In a news release, Kimball board chairman Douglas Habig says Connolly has played a big role in Sodexo’s transformation into a global markets focused business. He says that experience will help Kimball as the company looks to expand its market presence both domestically and internationally.
Company officials also say Connolly’s appointment will enhance the strategic skillset of the board in light of several retirements and the planned spin-off of the company’s Electronic Manufacturing Services (EMS) segment later this year.
The board also announced the company’s quarterly dividend yesterday. That is set at 5 cents per share for Class B common stock and 4 and a half cents per share for Class A common stock. That will be payable on October 15th to shareholders of record as of September 25th.
INDIANAPOLIS (AP) – The Indiana House of Representatives’ Statehouse chamber and committee rooms are getting a $750,000 upgrade that includes new leather chairs.
The improvements include new carpeting throughout the chamber, improved digital cables and 127 new leather chairs. The chairs were bought from the Indiana Furniture Company in Jasper for $760 apiece.
The Indianapolis Star reports (http://indy.st/Vh1U0O ) House staff has allocated $338,000 so far for upgrades to the House chambers and committee rooms. Roughly $130,000 has been spent so far this summer.
Republican House staff said they are selling the old chairs to earn back some of the money.

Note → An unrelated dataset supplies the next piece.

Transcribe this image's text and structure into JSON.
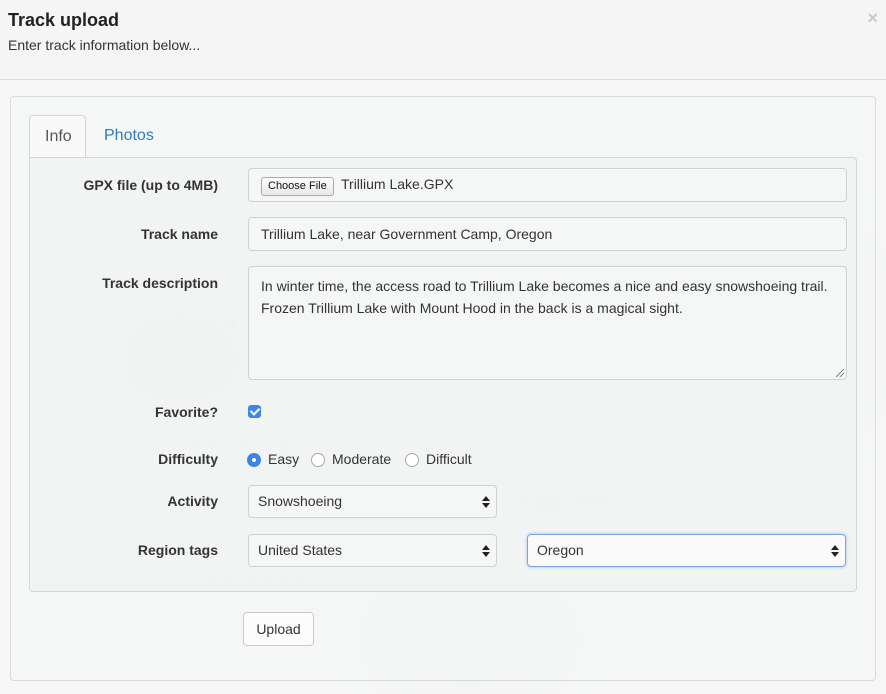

Office upgrades at the Statehouse have been a political sticking point for some. Republicans questioned Democratic Schools Superintendent Glenda Ritz’s decision to spend $86,000 on improvements at her offices last year.